In English law, under the concept of strict liability in the tort of nuisance, the Rylands v Fletcher rule lays down the proposition stating that wherever an enterprise is engaged in a hazardous or inherently dangerous activity, or stores an inflammable substance likely to cause harm if it escapes, it shall be liable regardless of any fault on their part. The environment where workers are exposed to inflammable chemicals is without any shadow of doubt of “special, abnormal and dangerous character”.
Even if Ali Enterprises succeeds in establishing that they had taken adequate care and reasonable measures to ensure safety of the workers, which does not seem probable at all, if the chemicals were stored by them, according to this law they will be held liable regardless. And if considered under the law of negligence, which requires for there to be a breach of duty of care to take measures, to minimise a risk or damage which is well foreseeable and is just and reasonable to impose liability, with a causal link between the negligence and the resultant loss, Ali Enterprises has been grossly negligent in ensuring its workers’ safety.
Therefore, it is pertinent that while we may want to condemn MQM for its activities in Karachi and party workers with involvement in this gruesome incident be given exemplary punishments, Ali Enterprises should not be given a leeway either. I would request all the leaders, especially Imran Khan, members of civil society and everyone involved or concerned with this case to hold Ali Enterprises equally accountable as well.
We must set a precedent; the real justice to the victims’ families is not just punishing those who may be proven to have committed criminal arson but also the factory owners who made huge sums of money by exposing their deceased loved ones to conditions that put their lives in jeopardy.
Furthermore, we must be prepared to see the hurdles impeding the way of justice in this high profile case. A very large number of people lost their lives. The hurdles must be countered in all forms. Recently, Shazia Hanjrah, the special prosecutor in the case, resigned from the case stating that the police authorities were creating hindrances and that the number of witnesses had risen from 870 to 950, being a clear manipulative move to obstruct justice.
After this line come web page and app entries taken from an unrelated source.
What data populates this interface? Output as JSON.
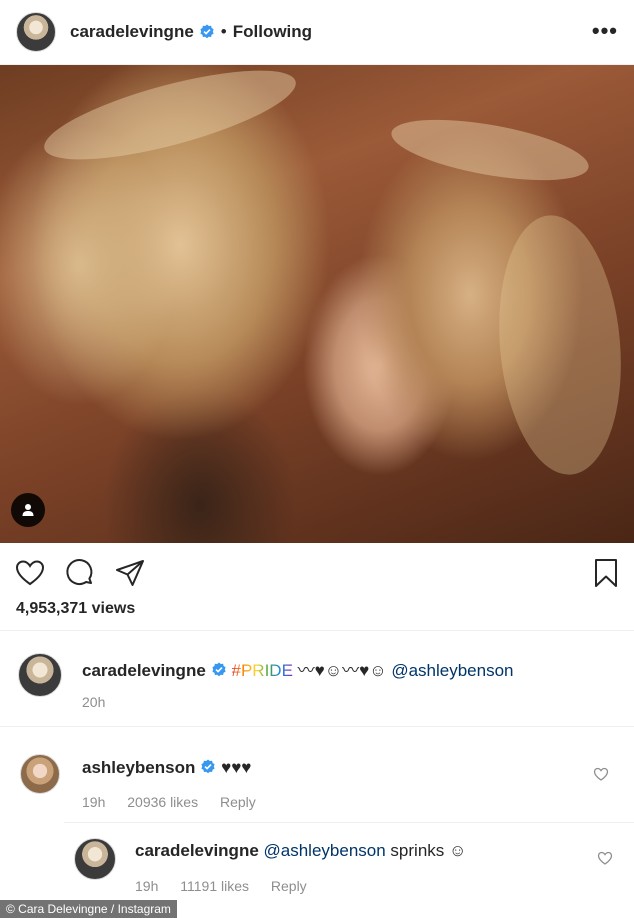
{
  "header": {
    "username": "caradelevingne",
    "separator": "•",
    "follow_status": "Following",
    "more_label": "•••"
  },
  "post": {
    "views": "4,953,371 views"
  },
  "caption": {
    "username": "caradelevingne",
    "hashtag": "#PRIDE",
    "emojis": "〰♥☺〰♥☺",
    "mention": "@ashleybenson",
    "time": "20h"
  },
  "comments": [
    {
      "username": "ashleybenson",
      "text": "♥♥♥",
      "time": "19h",
      "likes": "20936 likes",
      "reply": "Reply"
    },
    {
      "username": "caradelevingne",
      "mention": "@ashleybenson",
      "text": "sprinks ☺",
      "time": "19h",
      "likes": "11191 likes",
      "reply": "Reply"
    }
  ],
  "credit": "© Cara Delevingne / Instagram",
  "colors": {
    "verified": "#3897f0",
    "mention": "#003569",
    "meta": "#8e8e8e"
  }
}
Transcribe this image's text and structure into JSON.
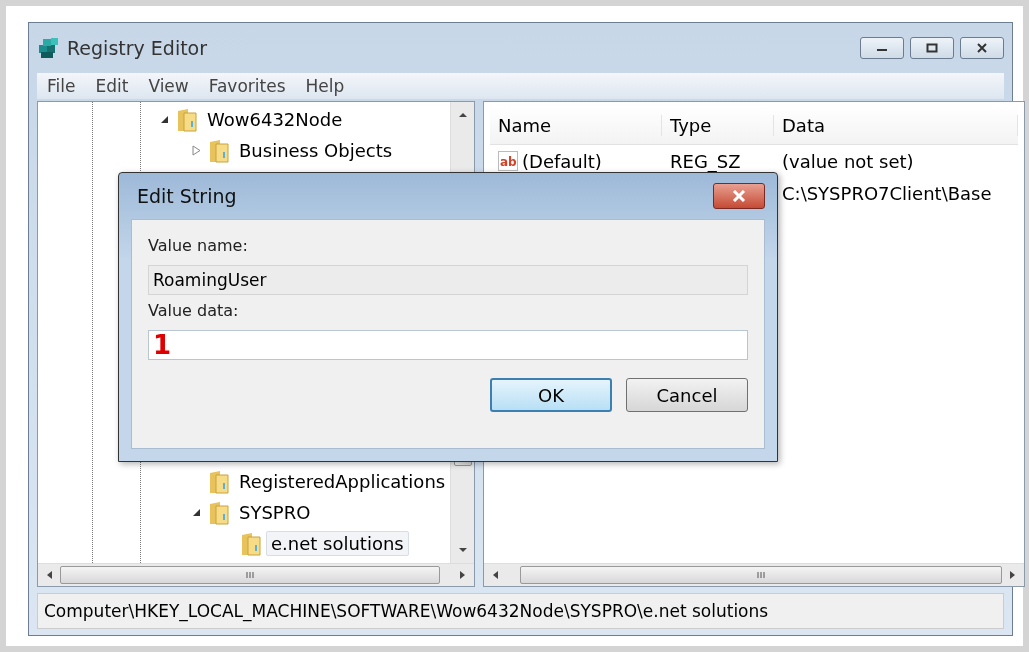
{
  "window": {
    "title": "Registry Editor"
  },
  "menu": [
    "File",
    "Edit",
    "View",
    "Favorites",
    "Help"
  ],
  "tree": {
    "items": [
      {
        "label": "Wow6432Node",
        "expanded": true,
        "selected": false,
        "children": [
          {
            "label": "Business Objects",
            "expanded": false,
            "selected": false
          },
          {
            "label": "RegisteredApplications",
            "selected": false
          },
          {
            "label": "SYSPRO",
            "expanded": true,
            "selected": false,
            "children": [
              {
                "label": "e.net solutions",
                "selected": true
              }
            ]
          }
        ]
      }
    ]
  },
  "list": {
    "columns": [
      "Name",
      "Type",
      "Data"
    ],
    "rows": [
      {
        "icon_label": "ab",
        "name": "(Default)",
        "type": "REG_SZ",
        "data": "(value not set)"
      },
      {
        "data": "C:\\SYSPRO7Client\\Base"
      }
    ]
  },
  "status_bar": "Computer\\HKEY_LOCAL_MACHINE\\SOFTWARE\\Wow6432Node\\SYSPRO\\e.net solutions",
  "dialog": {
    "title": "Edit String",
    "fields": [
      {
        "label": "Value name:",
        "value": "RoamingUser",
        "disabled": true
      },
      {
        "label": "Value data:",
        "value": "1",
        "disabled": false
      }
    ],
    "buttons": [
      {
        "label": "OK",
        "default": true
      },
      {
        "label": "Cancel",
        "default": false
      }
    ]
  }
}
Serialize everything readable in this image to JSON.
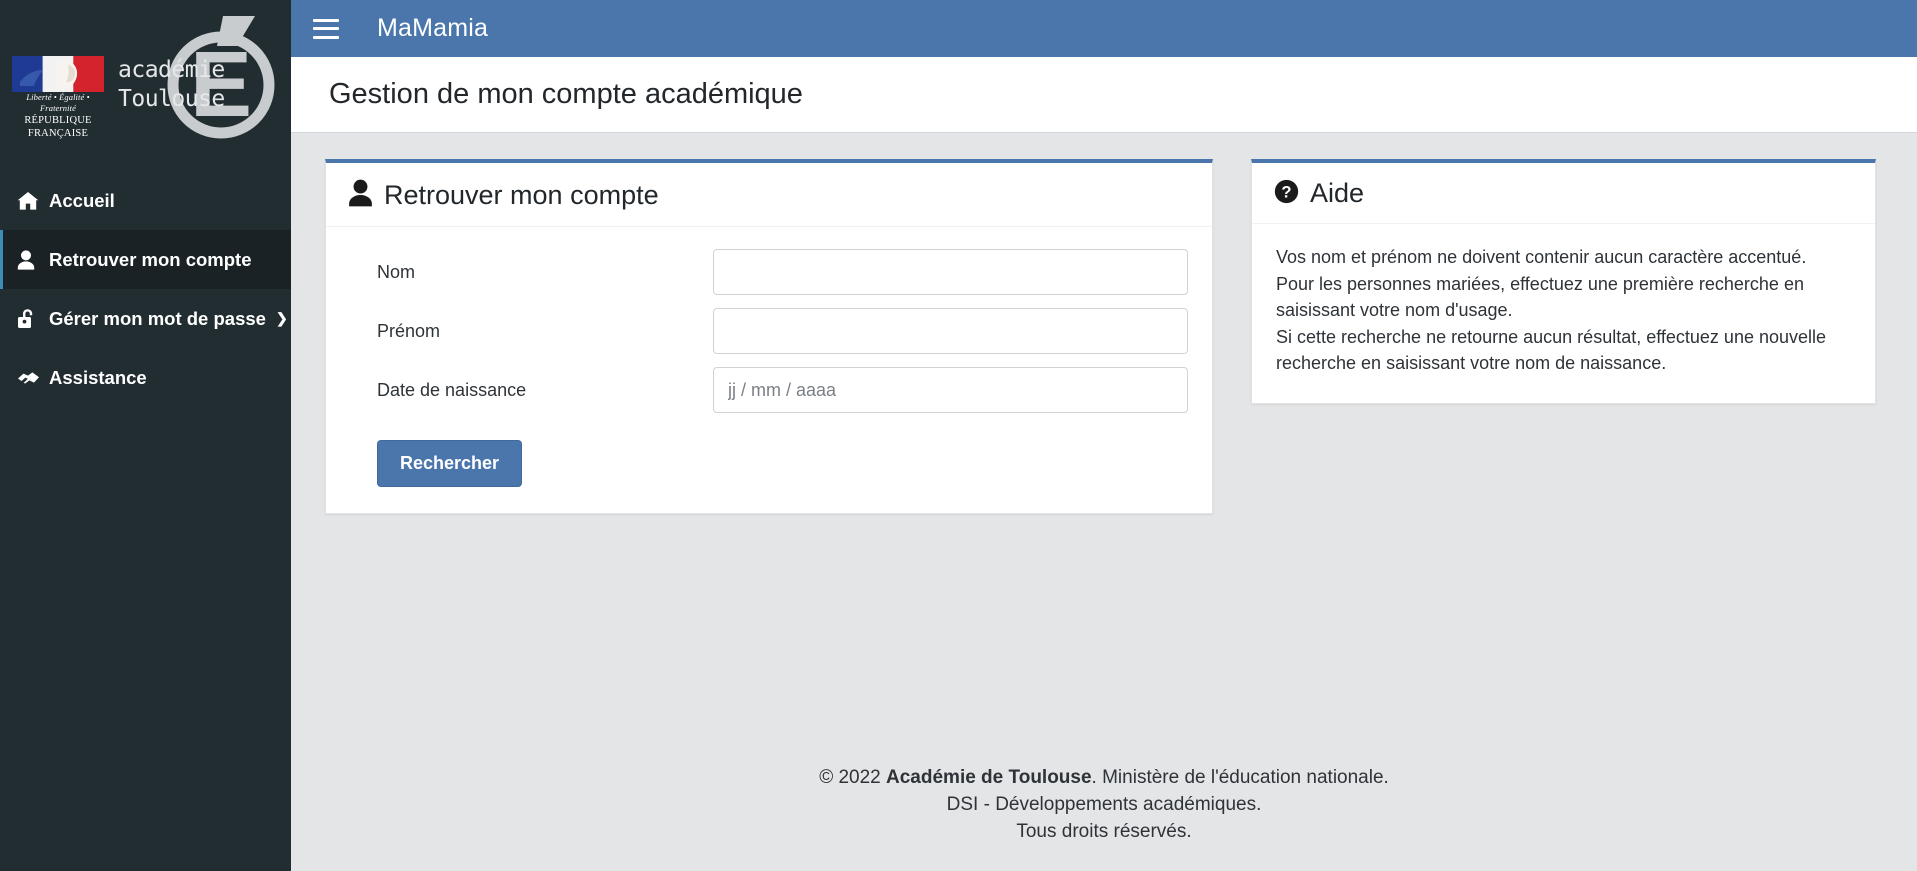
{
  "sidebar": {
    "logo": {
      "marianne_motto": "Liberté • Égalité • Fraternité",
      "marianne_republic": "RÉPUBLIQUE FRANÇAISE",
      "academy_line1": "académie",
      "academy_line2": "Toulouse",
      "academy_monogram": "É"
    },
    "items": [
      {
        "label": "Accueil",
        "icon": "home-icon",
        "active": false,
        "chevron": ""
      },
      {
        "label": "Retrouver mon compte",
        "icon": "user-icon",
        "active": true,
        "chevron": ""
      },
      {
        "label": "Gérer mon mot de passe",
        "icon": "unlock-icon",
        "active": false,
        "chevron": "❯"
      },
      {
        "label": "Assistance",
        "icon": "handshake-icon",
        "active": false,
        "chevron": ""
      }
    ]
  },
  "topbar": {
    "menu_toggle": "hamburger-icon",
    "brand": "MaMamia"
  },
  "page": {
    "title": "Gestion de mon compte académique"
  },
  "form_card": {
    "title": "Retrouver mon compte",
    "icon": "user-icon",
    "fields": [
      {
        "label": "Nom",
        "value": "",
        "placeholder": ""
      },
      {
        "label": "Prénom",
        "value": "",
        "placeholder": ""
      },
      {
        "label": "Date de naissance",
        "value": "",
        "placeholder": "jj / mm / aaaa"
      }
    ],
    "submit_label": "Rechercher"
  },
  "help_card": {
    "title": "Aide",
    "icon": "question-circle-icon",
    "lines": [
      "Vos nom et prénom ne doivent contenir aucun caractère accentué.",
      "Pour les personnes mariées, effectuez une première recherche en saisissant votre nom d'usage.",
      "Si cette recherche ne retourne aucun résultat, effectuez une nouvelle recherche en saisissant votre nom de naissance."
    ]
  },
  "footer": {
    "line1_prefix": "© 2022 ",
    "line1_bold": "Académie de Toulouse",
    "line1_suffix": ". Ministère de l'éducation nationale.",
    "line2": "DSI - Développements académiques.",
    "line3": "Tous droits réservés."
  },
  "colors": {
    "sidebar_bg": "#222d32",
    "sidebar_active_bg": "#1a2226",
    "header_blue": "#4a76ac",
    "content_bg": "#e4e5e7",
    "card_border_top": "#4a76ac",
    "text_dark": "#22272b"
  }
}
Another factor to note is that in such high profile cases involving powerful defendants, not only are public prosecutors threatened but in fact many have lost their lives. Our police department, to our disappointment, and as is known by us all, is also a politicised institution. It is good to see the prime minister insisting on an effective investigation and dispensation of justice in this case, but the authorities must take firm action to remove every obstacle in bringing the culprits to justice.
The case will run over a roller coaster of news headings, mostly agenda-based, but nothing should cloud the judgment of the public and even the judges in punishing every individual for whatever role he or she plays in this incident, be it for criminal arson or death by fire caused by the negligence on the part of Ali Enterprises. The witnesses and prosecutors need to be provided with fool-proof protection. The precedent must be set NOW so this incident is never repeated again. The precedent must be set NOW so that factory workers know they have a chance at a better standard of living – one that is rightfully their own because they earned it. The precedent must be set NOW so we can understand the difference between slavery and employment.
The views expressed by the writer and the reader comments do not necessarily reflect the views and policies of The Express Tribune.